Car insurance premiums likely to fall following court ruling over Setanta collapse. Car insurance premiums are likely to fall “in the short to medium term” following a Supreme Court ruling over the Setanta Insurance collapse, writes Conall Ó Fátharta, Irish Examiner.
Minister Murphy said the implications of the ruling needed to be considered carefully before deciding on the best way forward.
A judgment has overturned previous court findings the Motor Insurers’ Bureau of Ireland (MIBI) should pick up the bill as a result of the demise of the insurance company.
They will be made up of Personal Injuries Assessment Board orders to pay roughly about 155, court orders roughly 61, other settled cases roughly 34.
Mr Murphy said the Government was not in a position to react to calls it fully compensate those affected by the Setanta collapse.
as declared in Motor insurance premiums should now come down after the uncertainty around the Setanta Insurance collapse was resolved in the courts.
Car insurance premiums ‘should come down now uncertainty around Setanta collapse resolved’A failure to reduce premiums would now be seen as a breach of faith by insurers, Minister for State Eoghan Murphy told the Oireachtas Finance Committee.
This is because those courts had said the Motor Insurance Bureau, which they fund, should pay Setanta claims.
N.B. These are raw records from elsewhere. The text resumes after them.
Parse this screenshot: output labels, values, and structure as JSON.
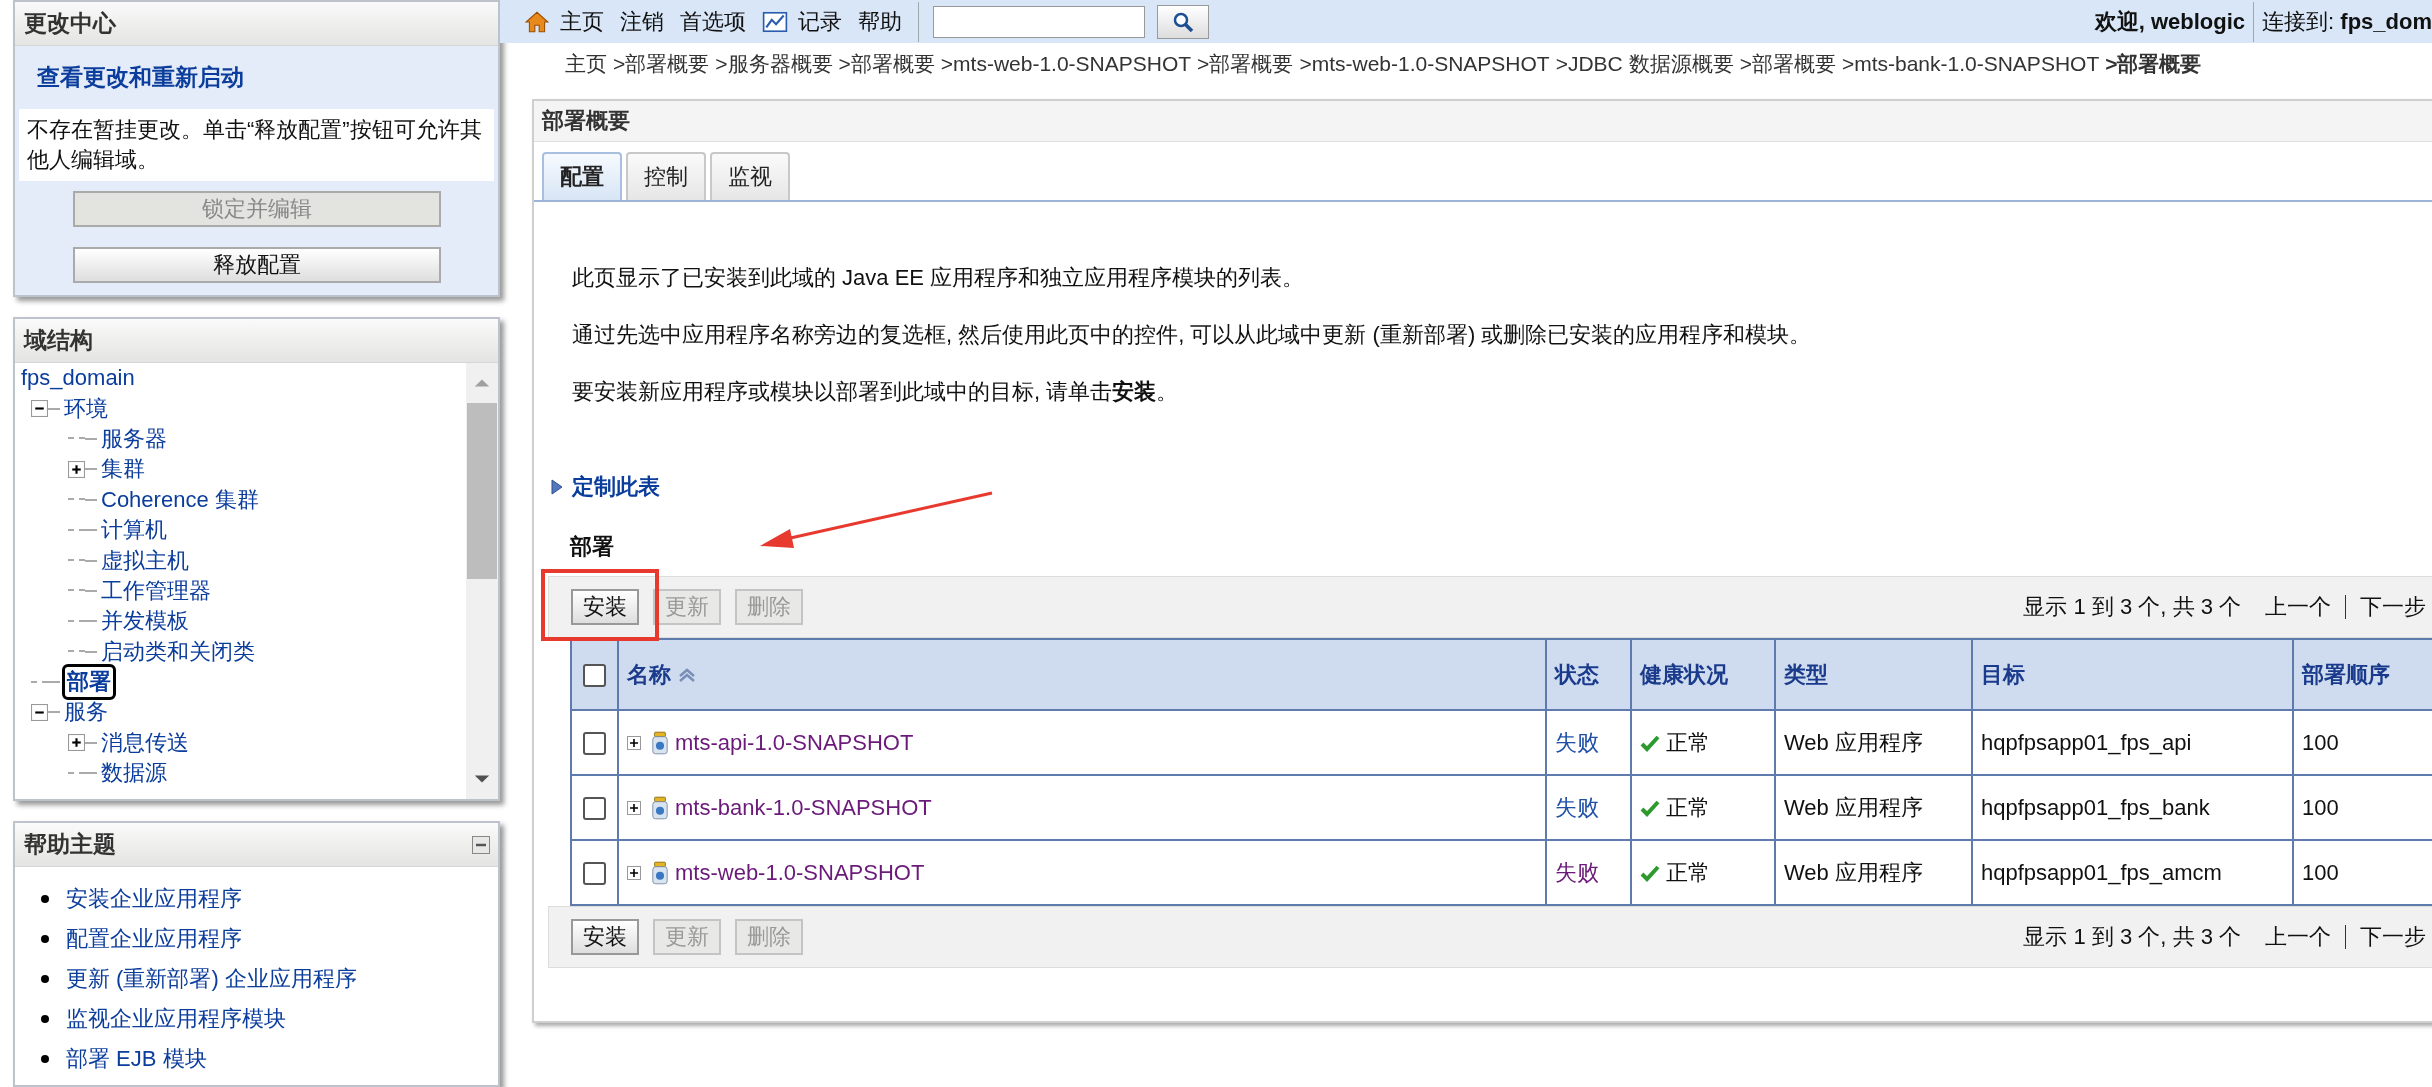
{
  "change_center": {
    "title": "更改中心",
    "link": "查看更改和重新启动",
    "message": "不存在暂挂更改。单击“释放配置”按钮可允许其他人编辑域。",
    "buttons": [
      {
        "label": "锁定并编辑",
        "disabled": true
      },
      {
        "label": "释放配置",
        "disabled": false
      }
    ]
  },
  "domain_structure": {
    "title": "域结构",
    "tree": {
      "label": "fps_domain",
      "selected": false,
      "children": [
        {
          "label": "环境",
          "selected": false,
          "expanded": true,
          "children": [
            {
              "label": "服务器",
              "selected": false
            },
            {
              "label": "集群",
              "selected": false,
              "expanded": false
            },
            {
              "label": "Coherence 集群",
              "selected": false
            },
            {
              "label": "计算机",
              "selected": false
            },
            {
              "label": "虚拟主机",
              "selected": false
            },
            {
              "label": "工作管理器",
              "selected": false
            },
            {
              "label": "并发模板",
              "selected": false
            },
            {
              "label": "启动类和关闭类",
              "selected": false
            }
          ]
        },
        {
          "label": "部署",
          "selected": true
        },
        {
          "label": "服务",
          "selected": false,
          "expanded": true,
          "children": [
            {
              "label": "消息传送",
              "selected": false,
              "expanded": false
            },
            {
              "label": "数据源",
              "selected": false
            }
          ]
        }
      ]
    }
  },
  "help_topics": {
    "title": "帮助主题",
    "items": [
      "安装企业应用程序",
      "配置企业应用程序",
      "更新 (重新部署) 企业应用程序",
      "监视企业应用程序模块",
      "部署 EJB 模块"
    ]
  },
  "top_bar": {
    "links": [
      {
        "label": "主页",
        "kind": "home"
      },
      {
        "label": "注销",
        "kind": "plain"
      },
      {
        "label": "首选项",
        "kind": "plain"
      },
      {
        "label": "记录",
        "kind": "record"
      },
      {
        "label": "帮助",
        "kind": "plain"
      }
    ],
    "welcome": "欢迎, weblogic",
    "connection": "连接到: **fps_dom**"
  },
  "breadcrumbs": [
    "主页",
    ">部署概要",
    ">服务器概要",
    ">部署概要",
    ">mts-web-1.0-SNAPSHOT",
    ">部署概要",
    ">mts-web-1.0-SNAPSHOT",
    ">JDBC 数据源概要",
    ">部署概要",
    ">mts-bank-1.0-SNAPSHOT",
    ">部署概要"
  ],
  "panel": {
    "title": "部署概要",
    "tabs": [
      {
        "label": "配置",
        "selected": true
      },
      {
        "label": "控制",
        "selected": false
      },
      {
        "label": "监视",
        "selected": false
      }
    ],
    "paragraphs": [
      "此页显示了已安装到此域的 Java EE 应用程序和独立应用程序模块的列表。",
      "通过先选中应用程序名称旁边的复选框, 然后使用此页中的控件, 可以从此域中更新 (重新部署) 或删除已安装的应用程序和模块。",
      "要安装新应用程序或模块以部署到此域中的目标, 请单击**安装**。"
    ],
    "customize": "定制此表",
    "table_title": "部署",
    "top_toolbar": {
      "buttons": [
        {
          "label": "安装",
          "disabled": false
        },
        {
          "label": "更新",
          "disabled": true
        },
        {
          "label": "删除",
          "disabled": true
        }
      ],
      "pager": "显示 1 到 3 个, 共 3 个",
      "prev": "上一个",
      "next": "下一步"
    },
    "table": {
      "select_all_checked": false,
      "columns": [
        "名称",
        "状态",
        "健康状况",
        "类型",
        "目标",
        "部署顺序"
      ],
      "rows": [
        {
          "checked": false,
          "name": "mts-api-1.0-SNAPSHOT",
          "status": "失败",
          "status_visited": false,
          "health": "正常",
          "type": "Web 应用程序",
          "target": "hqpfpsapp01_fps_api",
          "order": "100"
        },
        {
          "checked": false,
          "name": "mts-bank-1.0-SNAPSHOT",
          "status": "失败",
          "status_visited": false,
          "health": "正常",
          "type": "Web 应用程序",
          "target": "hqpfpsapp01_fps_bank",
          "order": "100"
        },
        {
          "checked": false,
          "name": "mts-web-1.0-SNAPSHOT",
          "status": "失败",
          "status_visited": true,
          "health": "正常",
          "type": "Web 应用程序",
          "target": "hqpfpsapp01_fps_amcm",
          "order": "100"
        }
      ]
    },
    "bottom_toolbar": {
      "buttons": [
        {
          "label": "安装",
          "disabled": false
        },
        {
          "label": "更新",
          "disabled": true
        },
        {
          "label": "删除",
          "disabled": true
        }
      ],
      "pager": "显示 1 到 3 个, 共 3 个",
      "prev": "上一个",
      "next": "下一步"
    }
  }
}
Mr Murphy said the Supreme Court judgement last week was a win for insurers who had complained that previous court rulings affected all insurance companies underwriting motor insurance here.
They claimed the previous rulings meant they had to make financial provision for any future collapses.
Car insurance premiums jump 14pc in a year to £800
as declared in The average cost of insuring a car is expected to top £800 for the first time ever next month, as a range of factors come together to drive premiums higher.
Repeated increases in insurance premium tax introduced by George Osborne are one factor.
The average annual premium has risen by £100 – or 14pc – over the past year and £200 over the past two years.
The rate has increased three times since 2014 – doubling from 6pc to 12pc, with the cost being passed directly on to consumers.
Analysts say the steep increase in price will continue.
collected by :Olivia Mathio